>>>

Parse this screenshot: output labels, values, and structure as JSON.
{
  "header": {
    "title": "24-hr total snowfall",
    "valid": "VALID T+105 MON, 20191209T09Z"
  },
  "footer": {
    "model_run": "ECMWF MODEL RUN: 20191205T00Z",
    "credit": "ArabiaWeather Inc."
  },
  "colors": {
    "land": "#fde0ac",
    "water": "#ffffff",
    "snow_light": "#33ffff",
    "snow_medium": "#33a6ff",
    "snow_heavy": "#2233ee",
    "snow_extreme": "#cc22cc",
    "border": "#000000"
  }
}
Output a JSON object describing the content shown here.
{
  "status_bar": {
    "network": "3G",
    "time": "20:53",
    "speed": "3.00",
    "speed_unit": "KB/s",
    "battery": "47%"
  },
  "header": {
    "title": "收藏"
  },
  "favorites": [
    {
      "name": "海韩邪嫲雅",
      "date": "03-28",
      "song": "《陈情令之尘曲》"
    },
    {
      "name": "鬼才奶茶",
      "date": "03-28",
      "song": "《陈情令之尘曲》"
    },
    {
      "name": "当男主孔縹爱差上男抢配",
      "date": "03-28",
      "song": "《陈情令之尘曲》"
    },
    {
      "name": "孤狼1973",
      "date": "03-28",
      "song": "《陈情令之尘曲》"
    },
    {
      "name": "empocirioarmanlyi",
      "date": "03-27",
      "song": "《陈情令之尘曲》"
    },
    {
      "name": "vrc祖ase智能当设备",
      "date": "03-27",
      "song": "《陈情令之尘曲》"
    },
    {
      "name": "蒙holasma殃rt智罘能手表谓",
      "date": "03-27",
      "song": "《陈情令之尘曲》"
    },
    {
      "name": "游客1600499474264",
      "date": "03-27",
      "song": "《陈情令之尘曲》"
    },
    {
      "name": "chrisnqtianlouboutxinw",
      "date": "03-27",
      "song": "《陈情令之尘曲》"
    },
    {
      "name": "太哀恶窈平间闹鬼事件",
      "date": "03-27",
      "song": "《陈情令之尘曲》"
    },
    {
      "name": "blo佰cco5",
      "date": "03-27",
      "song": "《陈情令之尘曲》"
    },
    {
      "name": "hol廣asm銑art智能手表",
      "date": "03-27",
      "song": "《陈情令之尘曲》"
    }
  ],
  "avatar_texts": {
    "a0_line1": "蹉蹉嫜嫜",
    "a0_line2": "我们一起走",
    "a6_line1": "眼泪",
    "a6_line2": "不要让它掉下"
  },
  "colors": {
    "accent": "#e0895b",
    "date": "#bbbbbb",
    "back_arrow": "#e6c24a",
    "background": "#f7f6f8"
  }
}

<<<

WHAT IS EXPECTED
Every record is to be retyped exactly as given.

PROBLEM SOLUTION
Parse this screenshot: output labels, values, and structure as JSON.
{
  "header": {
    "title": "24-hr total snowfall",
    "valid": "VALID T+105 MON, 20191209T09Z"
  },
  "footer": {
    "model_run": "ECMWF MODEL RUN: 20191205T00Z",
    "credit": "ArabiaWeather Inc."
  },
  "colors": {
    "land": "#fde0ac",
    "water": "#ffffff",
    "snow_light": "#33ffff",
    "snow_medium": "#33a6ff",
    "snow_heavy": "#2233ee",
    "snow_extreme": "#cc22cc",
    "border": "#000000"
  }
}
Output a JSON object describing the content shown here.
{
  "status_bar": {
    "network": "3G",
    "time": "20:53",
    "speed": "3.00",
    "speed_unit": "KB/s",
    "battery": "47%"
  },
  "header": {
    "title": "收藏"
  },
  "favorites": [
    {
      "name": "海韩邪嫲雅",
      "date": "03-28",
      "song": "《陈情令之尘曲》"
    },
    {
      "name": "鬼才奶茶",
      "date": "03-28",
      "song": "《陈情令之尘曲》"
    },
    {
      "name": "当男主孔縹爱差上男抢配",
      "date": "03-28",
      "song": "《陈情令之尘曲》"
    },
    {
      "name": "孤狼1973",
      "date": "03-28",
      "song": "《陈情令之尘曲》"
    },
    {
      "name": "empocirioarmanlyi",
      "date": "03-27",
      "song": "《陈情令之尘曲》"
    },
    {
      "name": "vrc祖ase智能当设备",
      "date": "03-27",
      "song": "《陈情令之尘曲》"
    },
    {
      "name": "蒙holasma殃rt智罘能手表谓",
      "date": "03-27",
      "song": "《陈情令之尘曲》"
    },
    {
      "name": "游客1600499474264",
      "date": "03-27",
      "song": "《陈情令之尘曲》"
    },
    {
      "name": "chrisnqtianlouboutxinw",
      "date": "03-27",
      "song": "《陈情令之尘曲》"
    },
    {
      "name": "太哀恶窈平间闹鬼事件",
      "date": "03-27",
      "song": "《陈情令之尘曲》"
    },
    {
      "name": "blo佰cco5",
      "date": "03-27",
      "song": "《陈情令之尘曲》"
    },
    {
      "name": "hol廣asm銑art智能手表",
      "date": "03-27",
      "song": "《陈情令之尘曲》"
    }
  ],
  "avatar_texts": {
    "a0_line1": "蹉蹉嫜嫜",
    "a0_line2": "我们一起走",
    "a6_line1": "眼泪",
    "a6_line2": "不要让它掉下"
  },
  "colors": {
    "accent": "#e0895b",
    "date": "#bbbbbb",
    "back_arrow": "#e6c24a",
    "background": "#f7f6f8"
  }
}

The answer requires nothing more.